You said that, not long before the formation of PLWA, nobody positive was talking to anybody else who was positive.
It changed really quickly. So in 1986 no-one talked about it. By 1988 we were talking about it, yeah, yeah. And by 1990 there was a huge problem with negative and positive relations inside the movement. That was just incredibly awkward. And there were some really difficult years – the years of the 'sero divide'. There was a lot of tension around … it’s a long and complicated story, that one.
There were quite a few significant HIV sector people who argued vociferously against people with HIV coming out. And the meeting we had at ACON to change testing policy, there was blood in the water!
The testing debate
A change from what to what?
From don’t test to pro test! And I was put on the crossexamination table. Because lawyers who saw the other side, the discrimination and all that, they hated…
They were anti test?
Oh, you bet. And they had good reasons to be…
And you became pro test?
Absolutely. Because if you wanted to go and get treatment… But the other thing was, [testing] changed how I planned my life. Because the reality was, if I'd been negative, I would have left the city and gone and done other things. But now this is what I was going to do for the rest of my life. And I didn’t expect to live, you know. No way I expected to be here this century.
So when did this pro-test debate happen?
In about '87/'88. For a lot of the '80s we were anticipating what was coming, but it wasn’t actually here yet. It didn’t really hit in a big way until about 1987, '88. The '80s was experienced as a virtual epidemic, it was the headline story in the paper, almost every day. We would get the weekly media clippings and they'd be this thick! There were five or six stories on HIV/AIDS in the papers every day. It was nuts, completely mad!

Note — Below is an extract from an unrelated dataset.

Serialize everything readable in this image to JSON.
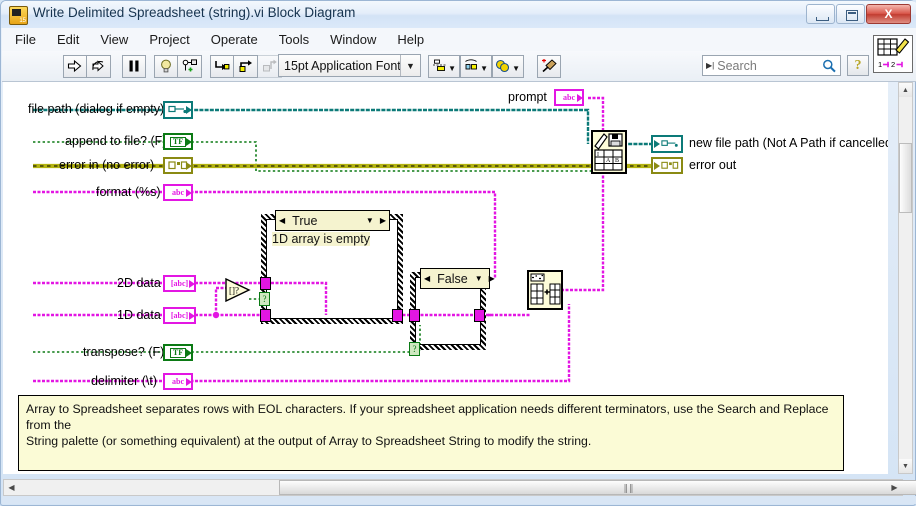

But then it did hit, in the late '80s.
Yes. So I should talk about the HIV support project. Levinia Crooks had been doing a research project [at ACON] interviewing positive men and she had this huge network of positive men who were talking to her. So through her work we set up the HIV support project. We all participated in the first support group just to trial the model. By the end of the third year, there were 15 groups going on at any one time. The project ended up seeing 5000 people, which was half the population of affected people in Sydney at the time. It was just massive. We tended to see people when they were leaving work, getting unwell.
We trained 500 facilitators. I used to keep the database. During the period '88 through '95, 250 of those facilitators died. We would get The Star [Observer] Tuesday or Wednesday. You would open it up, there was a page of obituaries. Like a full page. And half of them were people who were involved in the project in some way.
The people who worked in the project [at ACON] would go and sit on the couch in the basement, most of us smoked, might open the paper, just have this absolutely dreadful 10 minutes and then have to go back to work. It was hideous. And most of the rest of the organisation didn’t even know it was happening, which was where all of that sero-divide was happening. Here were these people absorbed in this stuff that was just incredibly shocking and we were incredibly unequipped to deal with it. And there was this other lot of people who seemed to us to be living in a fantasy world that wasn’t really attached to [our] world. Eventually the two worlds came together, because a few significant people like Robert Arris [who helped form PLWA], who were well and widely known and liked, died and others started realising the world that we were living in.
For a while it was just torture. That was a very surreal experience. There were very few people who were having that experience, whose lives became completely overwhelmed by the impact of HIV. Sure, there were probably thousands in Sydney where that happened. But the majority of gay men could probably live through the '90s and not have anything like that experience.
This conversation will continue in the next issue of Talkabout, when Ross discusses the HIV movement's relationship to doctors, the advent of anti-retroviral treatments and the re-invisibilisation of HIV.